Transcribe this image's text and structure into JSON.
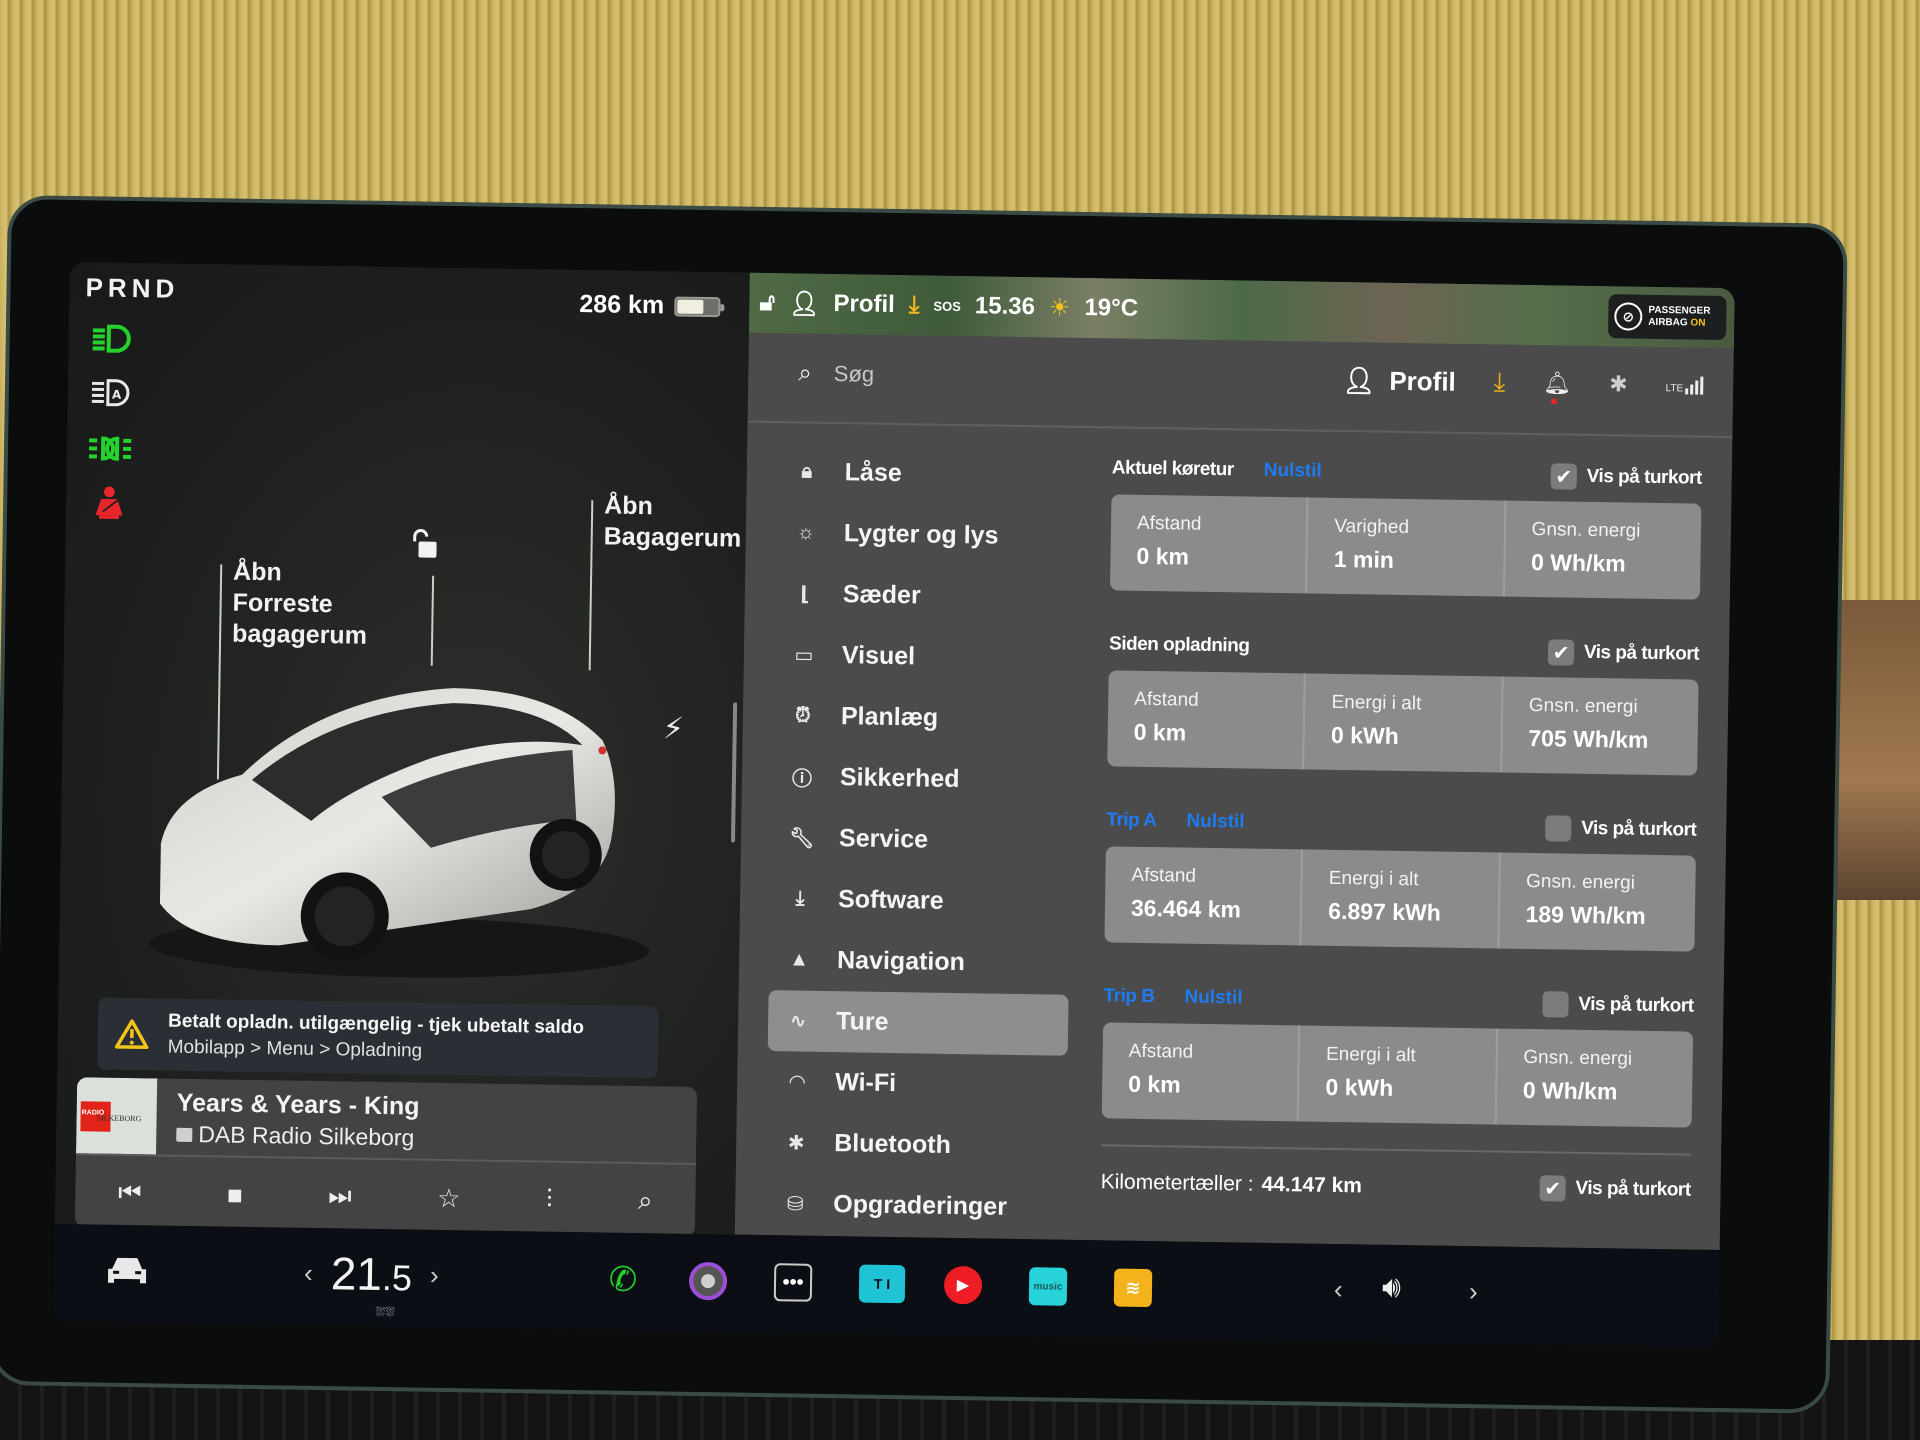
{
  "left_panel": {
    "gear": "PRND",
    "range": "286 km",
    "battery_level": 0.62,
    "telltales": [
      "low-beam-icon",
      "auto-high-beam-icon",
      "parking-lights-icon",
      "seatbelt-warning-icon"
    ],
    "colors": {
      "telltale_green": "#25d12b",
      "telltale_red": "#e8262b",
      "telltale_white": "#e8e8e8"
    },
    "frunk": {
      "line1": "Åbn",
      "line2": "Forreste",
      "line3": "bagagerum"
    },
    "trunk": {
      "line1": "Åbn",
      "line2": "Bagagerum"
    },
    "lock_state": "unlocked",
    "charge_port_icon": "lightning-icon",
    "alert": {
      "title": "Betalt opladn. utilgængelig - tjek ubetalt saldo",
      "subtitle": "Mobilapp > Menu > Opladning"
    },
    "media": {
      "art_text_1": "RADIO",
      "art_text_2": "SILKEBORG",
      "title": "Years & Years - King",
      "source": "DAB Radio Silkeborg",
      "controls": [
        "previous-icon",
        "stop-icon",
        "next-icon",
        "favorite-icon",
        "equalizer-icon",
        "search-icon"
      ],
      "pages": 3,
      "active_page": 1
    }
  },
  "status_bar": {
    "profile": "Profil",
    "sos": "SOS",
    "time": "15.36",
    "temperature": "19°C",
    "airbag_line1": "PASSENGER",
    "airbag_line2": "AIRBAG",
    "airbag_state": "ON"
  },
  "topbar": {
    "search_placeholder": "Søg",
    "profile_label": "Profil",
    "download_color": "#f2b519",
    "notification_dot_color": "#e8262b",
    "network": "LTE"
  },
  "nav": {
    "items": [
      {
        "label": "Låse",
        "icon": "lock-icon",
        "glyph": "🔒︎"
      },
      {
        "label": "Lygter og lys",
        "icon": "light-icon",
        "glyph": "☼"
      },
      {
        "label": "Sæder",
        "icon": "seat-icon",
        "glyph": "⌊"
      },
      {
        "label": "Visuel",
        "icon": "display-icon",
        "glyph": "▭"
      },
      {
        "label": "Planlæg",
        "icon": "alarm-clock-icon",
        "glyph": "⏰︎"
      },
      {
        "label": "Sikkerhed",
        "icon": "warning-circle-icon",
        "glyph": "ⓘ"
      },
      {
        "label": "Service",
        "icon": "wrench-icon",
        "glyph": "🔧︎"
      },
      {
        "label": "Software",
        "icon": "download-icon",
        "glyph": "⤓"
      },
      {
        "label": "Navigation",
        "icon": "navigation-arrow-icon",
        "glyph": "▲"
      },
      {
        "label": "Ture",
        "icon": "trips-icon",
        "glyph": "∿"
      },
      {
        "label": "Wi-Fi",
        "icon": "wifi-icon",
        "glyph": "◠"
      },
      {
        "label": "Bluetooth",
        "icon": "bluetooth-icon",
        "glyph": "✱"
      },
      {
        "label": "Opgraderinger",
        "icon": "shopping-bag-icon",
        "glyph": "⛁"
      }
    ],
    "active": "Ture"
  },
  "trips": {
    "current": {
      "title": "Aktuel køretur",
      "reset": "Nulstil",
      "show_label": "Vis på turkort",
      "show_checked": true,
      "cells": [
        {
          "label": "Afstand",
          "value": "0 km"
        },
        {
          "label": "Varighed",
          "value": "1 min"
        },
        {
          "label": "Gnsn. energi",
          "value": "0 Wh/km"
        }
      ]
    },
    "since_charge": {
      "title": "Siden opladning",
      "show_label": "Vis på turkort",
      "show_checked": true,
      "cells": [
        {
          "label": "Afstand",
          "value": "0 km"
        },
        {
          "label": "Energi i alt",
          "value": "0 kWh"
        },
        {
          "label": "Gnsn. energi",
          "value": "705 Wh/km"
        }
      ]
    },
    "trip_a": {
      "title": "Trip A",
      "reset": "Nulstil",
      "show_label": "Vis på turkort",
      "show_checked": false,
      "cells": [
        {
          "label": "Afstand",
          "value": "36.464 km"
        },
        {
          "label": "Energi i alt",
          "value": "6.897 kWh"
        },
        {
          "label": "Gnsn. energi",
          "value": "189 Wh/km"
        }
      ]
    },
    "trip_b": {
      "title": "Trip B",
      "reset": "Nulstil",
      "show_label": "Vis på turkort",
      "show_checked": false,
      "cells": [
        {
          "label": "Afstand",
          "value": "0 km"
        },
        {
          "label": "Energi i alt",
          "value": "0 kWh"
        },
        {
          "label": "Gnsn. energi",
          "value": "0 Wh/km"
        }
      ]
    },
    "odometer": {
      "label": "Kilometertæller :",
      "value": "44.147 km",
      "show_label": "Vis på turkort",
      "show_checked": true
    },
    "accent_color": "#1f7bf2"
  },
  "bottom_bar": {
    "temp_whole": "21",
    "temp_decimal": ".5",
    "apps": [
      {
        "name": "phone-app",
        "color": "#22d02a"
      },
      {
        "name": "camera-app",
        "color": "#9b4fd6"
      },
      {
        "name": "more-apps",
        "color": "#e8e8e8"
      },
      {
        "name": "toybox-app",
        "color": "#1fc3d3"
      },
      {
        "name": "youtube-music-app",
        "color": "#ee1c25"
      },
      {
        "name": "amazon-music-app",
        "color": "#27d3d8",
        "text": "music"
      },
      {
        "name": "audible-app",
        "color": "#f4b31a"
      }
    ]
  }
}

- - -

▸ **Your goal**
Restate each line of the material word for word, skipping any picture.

▸ **Problem solution**
Transcribe this image's text and structure into JSON.
{
  "left_panel": {
    "gear": "PRND",
    "range": "286 km",
    "battery_level": 0.62,
    "telltales": [
      "low-beam-icon",
      "auto-high-beam-icon",
      "parking-lights-icon",
      "seatbelt-warning-icon"
    ],
    "colors": {
      "telltale_green": "#25d12b",
      "telltale_red": "#e8262b",
      "telltale_white": "#e8e8e8"
    },
    "frunk": {
      "line1": "Åbn",
      "line2": "Forreste",
      "line3": "bagagerum"
    },
    "trunk": {
      "line1": "Åbn",
      "line2": "Bagagerum"
    },
    "lock_state": "unlocked",
    "charge_port_icon": "lightning-icon",
    "alert": {
      "title": "Betalt opladn. utilgængelig - tjek ubetalt saldo",
      "subtitle": "Mobilapp > Menu > Opladning"
    },
    "media": {
      "art_text_1": "RADIO",
      "art_text_2": "SILKEBORG",
      "title": "Years & Years - King",
      "source": "DAB Radio Silkeborg",
      "controls": [
        "previous-icon",
        "stop-icon",
        "next-icon",
        "favorite-icon",
        "equalizer-icon",
        "search-icon"
      ],
      "pages": 3,
      "active_page": 1
    }
  },
  "status_bar": {
    "profile": "Profil",
    "sos": "SOS",
    "time": "15.36",
    "temperature": "19°C",
    "airbag_line1": "PASSENGER",
    "airbag_line2": "AIRBAG",
    "airbag_state": "ON"
  },
  "topbar": {
    "search_placeholder": "Søg",
    "profile_label": "Profil",
    "download_color": "#f2b519",
    "notification_dot_color": "#e8262b",
    "network": "LTE"
  },
  "nav": {
    "items": [
      {
        "label": "Låse",
        "icon": "lock-icon",
        "glyph": "🔒︎"
      },
      {
        "label": "Lygter og lys",
        "icon": "light-icon",
        "glyph": "☼"
      },
      {
        "label": "Sæder",
        "icon": "seat-icon",
        "glyph": "⌊"
      },
      {
        "label": "Visuel",
        "icon": "display-icon",
        "glyph": "▭"
      },
      {
        "label": "Planlæg",
        "icon": "alarm-clock-icon",
        "glyph": "⏰︎"
      },
      {
        "label": "Sikkerhed",
        "icon": "warning-circle-icon",
        "glyph": "ⓘ"
      },
      {
        "label": "Service",
        "icon": "wrench-icon",
        "glyph": "🔧︎"
      },
      {
        "label": "Software",
        "icon": "download-icon",
        "glyph": "⤓"
      },
      {
        "label": "Navigation",
        "icon": "navigation-arrow-icon",
        "glyph": "▲"
      },
      {
        "label": "Ture",
        "icon": "trips-icon",
        "glyph": "∿"
      },
      {
        "label": "Wi-Fi",
        "icon": "wifi-icon",
        "glyph": "◠"
      },
      {
        "label": "Bluetooth",
        "icon": "bluetooth-icon",
        "glyph": "✱"
      },
      {
        "label": "Opgraderinger",
        "icon": "shopping-bag-icon",
        "glyph": "⛁"
      }
    ],
    "active": "Ture"
  },
  "trips": {
    "current": {
      "title": "Aktuel køretur",
      "reset": "Nulstil",
      "show_label": "Vis på turkort",
      "show_checked": true,
      "cells": [
        {
          "label": "Afstand",
          "value": "0 km"
        },
        {
          "label": "Varighed",
          "value": "1 min"
        },
        {
          "label": "Gnsn. energi",
          "value": "0 Wh/km"
        }
      ]
    },
    "since_charge": {
      "title": "Siden opladning",
      "show_label": "Vis på turkort",
      "show_checked": true,
      "cells": [
        {
          "label": "Afstand",
          "value": "0 km"
        },
        {
          "label": "Energi i alt",
          "value": "0 kWh"
        },
        {
          "label": "Gnsn. energi",
          "value": "705 Wh/km"
        }
      ]
    },
    "trip_a": {
      "title": "Trip A",
      "reset": "Nulstil",
      "show_label": "Vis på turkort",
      "show_checked": false,
      "cells": [
        {
          "label": "Afstand",
          "value": "36.464 km"
        },
        {
          "label": "Energi i alt",
          "value": "6.897 kWh"
        },
        {
          "label": "Gnsn. energi",
          "value": "189 Wh/km"
        }
      ]
    },
    "trip_b": {
      "title": "Trip B",
      "reset": "Nulstil",
      "show_label": "Vis på turkort",
      "show_checked": false,
      "cells": [
        {
          "label": "Afstand",
          "value": "0 km"
        },
        {
          "label": "Energi i alt",
          "value": "0 kWh"
        },
        {
          "label": "Gnsn. energi",
          "value": "0 Wh/km"
        }
      ]
    },
    "odometer": {
      "label": "Kilometertæller :",
      "value": "44.147 km",
      "show_label": "Vis på turkort",
      "show_checked": true
    },
    "accent_color": "#1f7bf2"
  },
  "bottom_bar": {
    "temp_whole": "21",
    "temp_decimal": ".5",
    "apps": [
      {
        "name": "phone-app",
        "color": "#22d02a"
      },
      {
        "name": "camera-app",
        "color": "#9b4fd6"
      },
      {
        "name": "more-apps",
        "color": "#e8e8e8"
      },
      {
        "name": "toybox-app",
        "color": "#1fc3d3"
      },
      {
        "name": "youtube-music-app",
        "color": "#ee1c25"
      },
      {
        "name": "amazon-music-app",
        "color": "#27d3d8",
        "text": "music"
      },
      {
        "name": "audible-app",
        "color": "#f4b31a"
      }
    ]
  }
}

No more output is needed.